Photo caption: For UW-Eau Claire Facilities, the move to brine use for de-icing was facilitated by vehicle technician Jake Seichter, who fully designed and built the machinery in-house. (Photo by Bill Hoepner)
From the ubiquitous water bottle-filling stations throughout campus to the recent switch in Blugold Dining to reusable BluBox containers, the University of Wisconsin-Eau Claire’s commitment to sustainability is increasingly evident, even to first-time campus visitors.
This winter season, a new and effective practice has been added to the list of sustainability measures on campus. Facilities Management has introduced the use of salt brine in combination with traditional rock salt for de-icing streets, parking lots and walkways — a step that will help make snow and ice removal on campus more cost-effective and environmentally friendly.
Salt brine is simply saltwater at 23% salinity, according to Aaron Turek, UW-Eau Claire’s building and grounds manager. Turek explains how the ability to pretreat roads and walkways with brine, along with the significant reduction in overall salt usage creates a major “win-win” for the university.
“We can use brine in two ways,” Turek says. “One is to put the brine on our roads before a snow event, a process called pretreating. This creates a barrier between the road surface and the falling snow, so it does not stick to the pavement as easily. Think of it like putting oil in a frying pan before you cook your food — it prevents a bond from forming and allows us to clear snow and ice more efficiently later.”
The second use for the brine is to “pre-wet” the rock salt that is used, a step that allows the rock salt to activate more immediately as it hits the ice, not needing extra time to begin melting.
“Salt needs moisture to start working as a melting agent. By wetting the salt as it is spread, it is activated immediately rather than having to pull moisture from the surrounding environment,” Turek says, further explaining reducing both cost and negative environmental impacts.
“In addition to working faster, the brine boosts the overall effectiveness of our salt, reducing the required amount by about 40%-50%. And because it makes the salt stickier, it doesn’t bounce off the roads and sidewalks into planting beds or turf.”
Turek says that another cost-reducing step taken by Facilities Management was to have the brine mixer built on campus rather than purchased. It was designed and built by Jake Seichter, an equipment technician in Facilities. Scott Lien, the lead groundskeeper, is continually perfecting the brining process and application across campus to ensure the best outcomes.
“Our crew in Facilities is keenly aware of the amazing resource that runs through this campus — the Chippewa River — and we do all that we can to ensure that as little salt as possible ends up in the river,” Turek says. “This reduction in salt is by far the biggest step we’ve taken toward that goal, but we are also exploring ways to protect the river through measures like organic fertilizers and electric mowers.”
Building on the campus sustainability goals with steps like these will have a significant payoff, says Brian Drollinger, director of Risk Management, Safety and Sustainability.

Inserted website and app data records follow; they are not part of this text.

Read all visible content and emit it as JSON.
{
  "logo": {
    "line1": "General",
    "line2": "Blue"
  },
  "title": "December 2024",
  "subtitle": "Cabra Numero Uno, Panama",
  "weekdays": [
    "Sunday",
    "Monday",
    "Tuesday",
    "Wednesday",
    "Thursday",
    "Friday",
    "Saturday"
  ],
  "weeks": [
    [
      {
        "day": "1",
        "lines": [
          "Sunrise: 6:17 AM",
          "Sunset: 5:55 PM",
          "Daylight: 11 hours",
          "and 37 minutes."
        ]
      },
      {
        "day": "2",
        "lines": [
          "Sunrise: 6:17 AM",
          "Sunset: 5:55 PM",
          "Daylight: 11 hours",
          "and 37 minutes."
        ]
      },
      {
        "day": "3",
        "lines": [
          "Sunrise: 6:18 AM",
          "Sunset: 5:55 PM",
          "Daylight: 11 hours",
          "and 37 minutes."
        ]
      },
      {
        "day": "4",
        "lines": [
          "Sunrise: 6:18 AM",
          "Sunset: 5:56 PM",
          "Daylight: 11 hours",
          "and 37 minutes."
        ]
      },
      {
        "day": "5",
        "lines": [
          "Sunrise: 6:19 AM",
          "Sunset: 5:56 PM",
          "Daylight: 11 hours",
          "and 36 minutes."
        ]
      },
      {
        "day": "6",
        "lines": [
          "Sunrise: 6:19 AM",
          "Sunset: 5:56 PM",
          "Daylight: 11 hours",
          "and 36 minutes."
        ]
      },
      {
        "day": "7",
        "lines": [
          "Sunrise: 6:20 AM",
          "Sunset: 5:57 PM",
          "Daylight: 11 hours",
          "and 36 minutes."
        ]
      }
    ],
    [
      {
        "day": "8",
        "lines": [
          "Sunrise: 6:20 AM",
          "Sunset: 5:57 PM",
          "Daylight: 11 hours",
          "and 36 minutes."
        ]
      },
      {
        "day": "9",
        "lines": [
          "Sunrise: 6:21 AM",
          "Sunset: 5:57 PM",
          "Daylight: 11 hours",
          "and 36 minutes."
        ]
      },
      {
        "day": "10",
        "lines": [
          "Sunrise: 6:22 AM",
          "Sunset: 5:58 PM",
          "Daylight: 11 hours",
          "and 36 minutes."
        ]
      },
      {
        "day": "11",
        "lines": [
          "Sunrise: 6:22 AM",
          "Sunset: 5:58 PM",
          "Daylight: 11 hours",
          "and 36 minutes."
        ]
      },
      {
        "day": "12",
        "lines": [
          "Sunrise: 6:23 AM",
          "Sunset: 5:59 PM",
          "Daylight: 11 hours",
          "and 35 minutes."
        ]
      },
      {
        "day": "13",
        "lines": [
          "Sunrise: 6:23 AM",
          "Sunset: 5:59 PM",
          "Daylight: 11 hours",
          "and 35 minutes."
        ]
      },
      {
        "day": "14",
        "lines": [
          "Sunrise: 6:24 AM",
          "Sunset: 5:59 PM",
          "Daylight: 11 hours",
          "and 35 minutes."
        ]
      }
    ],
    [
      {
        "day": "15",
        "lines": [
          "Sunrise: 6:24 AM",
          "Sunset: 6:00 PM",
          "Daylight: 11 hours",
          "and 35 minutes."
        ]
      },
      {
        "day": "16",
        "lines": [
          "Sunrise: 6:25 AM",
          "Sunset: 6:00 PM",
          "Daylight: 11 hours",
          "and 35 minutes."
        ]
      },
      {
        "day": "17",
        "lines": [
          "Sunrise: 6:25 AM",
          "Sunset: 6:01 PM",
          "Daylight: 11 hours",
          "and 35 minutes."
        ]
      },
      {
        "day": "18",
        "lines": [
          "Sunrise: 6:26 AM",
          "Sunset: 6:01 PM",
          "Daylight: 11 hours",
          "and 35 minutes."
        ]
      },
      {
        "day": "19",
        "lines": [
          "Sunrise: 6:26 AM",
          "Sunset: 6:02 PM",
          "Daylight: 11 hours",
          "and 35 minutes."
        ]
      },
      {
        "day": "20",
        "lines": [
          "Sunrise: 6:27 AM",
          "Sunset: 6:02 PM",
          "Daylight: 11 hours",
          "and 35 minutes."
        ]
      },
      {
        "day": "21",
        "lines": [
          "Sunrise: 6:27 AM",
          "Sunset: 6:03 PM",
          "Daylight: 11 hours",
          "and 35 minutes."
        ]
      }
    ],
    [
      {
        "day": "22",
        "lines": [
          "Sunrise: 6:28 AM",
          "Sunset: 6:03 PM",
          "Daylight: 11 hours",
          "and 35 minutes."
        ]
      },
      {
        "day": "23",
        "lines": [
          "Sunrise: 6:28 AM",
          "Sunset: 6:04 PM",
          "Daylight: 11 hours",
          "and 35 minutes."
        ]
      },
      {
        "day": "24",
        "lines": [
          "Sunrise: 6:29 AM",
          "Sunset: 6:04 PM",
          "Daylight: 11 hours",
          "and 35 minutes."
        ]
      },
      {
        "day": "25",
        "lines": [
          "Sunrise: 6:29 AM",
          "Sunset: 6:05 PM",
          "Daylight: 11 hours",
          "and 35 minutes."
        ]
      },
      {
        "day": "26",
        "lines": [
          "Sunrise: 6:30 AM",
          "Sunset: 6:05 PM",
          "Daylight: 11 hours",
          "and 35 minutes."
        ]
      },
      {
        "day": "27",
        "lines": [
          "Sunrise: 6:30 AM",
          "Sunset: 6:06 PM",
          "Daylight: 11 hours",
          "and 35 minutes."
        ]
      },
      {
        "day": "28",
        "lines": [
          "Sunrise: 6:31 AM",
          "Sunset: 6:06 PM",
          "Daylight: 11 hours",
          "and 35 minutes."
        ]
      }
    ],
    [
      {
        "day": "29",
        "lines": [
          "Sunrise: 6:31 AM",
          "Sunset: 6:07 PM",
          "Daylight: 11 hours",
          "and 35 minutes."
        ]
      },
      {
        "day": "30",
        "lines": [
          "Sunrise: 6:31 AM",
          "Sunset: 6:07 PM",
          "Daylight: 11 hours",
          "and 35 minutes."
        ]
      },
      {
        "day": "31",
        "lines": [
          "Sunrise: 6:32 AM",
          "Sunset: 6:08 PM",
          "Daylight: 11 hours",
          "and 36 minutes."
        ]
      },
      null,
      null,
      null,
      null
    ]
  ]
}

“Reducing the overall use of salt on our campus roads and sidewalks is an important way UW-Eau Claire is working to be more sustainable,” Drollinger says. “This new brine process will reduce costs and impact of street repairs, reduces the salt runoff into freshwater environments and can lead to a healthier campus. We are proud of the great work our grounds department is doing and the initiatives they are taking to help the university reach its sustainability goals.”